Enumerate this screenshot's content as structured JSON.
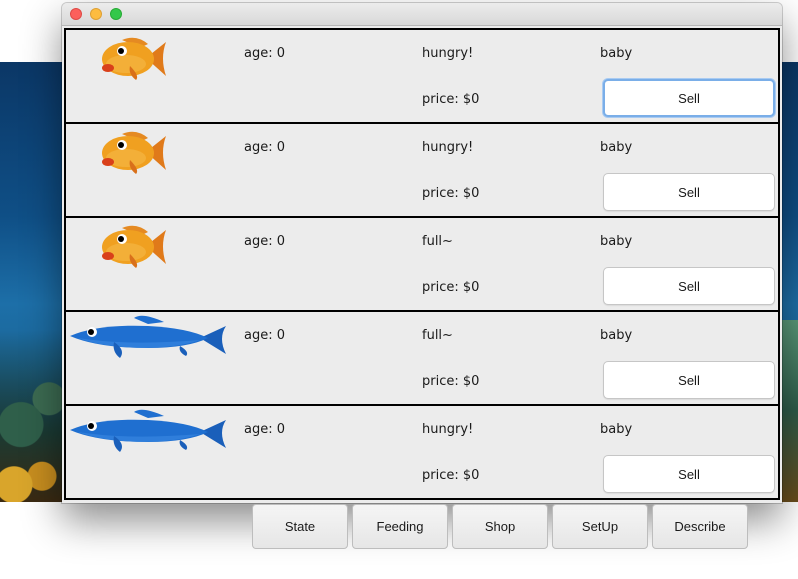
{
  "window": {
    "title": "",
    "controls": [
      "close",
      "minimize",
      "maximize"
    ]
  },
  "fish": [
    {
      "icon": "goldfish-icon",
      "age": "age: 0",
      "status": "hungry!",
      "stage": "baby",
      "price": "price: $0",
      "sell_label": "Sell",
      "focused": true
    },
    {
      "icon": "goldfish-icon",
      "age": "age: 0",
      "status": "hungry!",
      "stage": "baby",
      "price": "price: $0",
      "sell_label": "Sell",
      "focused": false
    },
    {
      "icon": "goldfish-icon",
      "age": "age: 0",
      "status": "full~",
      "stage": "baby",
      "price": "price: $0",
      "sell_label": "Sell",
      "focused": false
    },
    {
      "icon": "bluefish-icon",
      "age": "age: 0",
      "status": "full~",
      "stage": "baby",
      "price": "price: $0",
      "sell_label": "Sell",
      "focused": false
    },
    {
      "icon": "bluefish-icon",
      "age": "age: 0",
      "status": "hungry!",
      "stage": "baby",
      "price": "price: $0",
      "sell_label": "Sell",
      "focused": false
    }
  ],
  "toolbar": {
    "buttons": [
      "State",
      "Feeding",
      "Shop",
      "SetUp",
      "Describe"
    ]
  },
  "colors": {
    "goldfish": "#f0a020",
    "bluefish": "#1f6fd0",
    "focus_ring": "#7aaee8",
    "panel_bg": "#ececec"
  }
}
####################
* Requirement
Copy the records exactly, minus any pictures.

* Your solution
Enumerate this screenshot's content as structured JSON.
{
  "window": {
    "title": "",
    "controls": [
      "close",
      "minimize",
      "maximize"
    ]
  },
  "fish": [
    {
      "icon": "goldfish-icon",
      "age": "age: 0",
      "status": "hungry!",
      "stage": "baby",
      "price": "price: $0",
      "sell_label": "Sell",
      "focused": true
    },
    {
      "icon": "goldfish-icon",
      "age": "age: 0",
      "status": "hungry!",
      "stage": "baby",
      "price": "price: $0",
      "sell_label": "Sell",
      "focused": false
    },
    {
      "icon": "goldfish-icon",
      "age": "age: 0",
      "status": "full~",
      "stage": "baby",
      "price": "price: $0",
      "sell_label": "Sell",
      "focused": false
    },
    {
      "icon": "bluefish-icon",
      "age": "age: 0",
      "status": "full~",
      "stage": "baby",
      "price": "price: $0",
      "sell_label": "Sell",
      "focused": false
    },
    {
      "icon": "bluefish-icon",
      "age": "age: 0",
      "status": "hungry!",
      "stage": "baby",
      "price": "price: $0",
      "sell_label": "Sell",
      "focused": false
    }
  ],
  "toolbar": {
    "buttons": [
      "State",
      "Feeding",
      "Shop",
      "SetUp",
      "Describe"
    ]
  },
  "colors": {
    "goldfish": "#f0a020",
    "bluefish": "#1f6fd0",
    "focus_ring": "#7aaee8",
    "panel_bg": "#ececec"
  }
}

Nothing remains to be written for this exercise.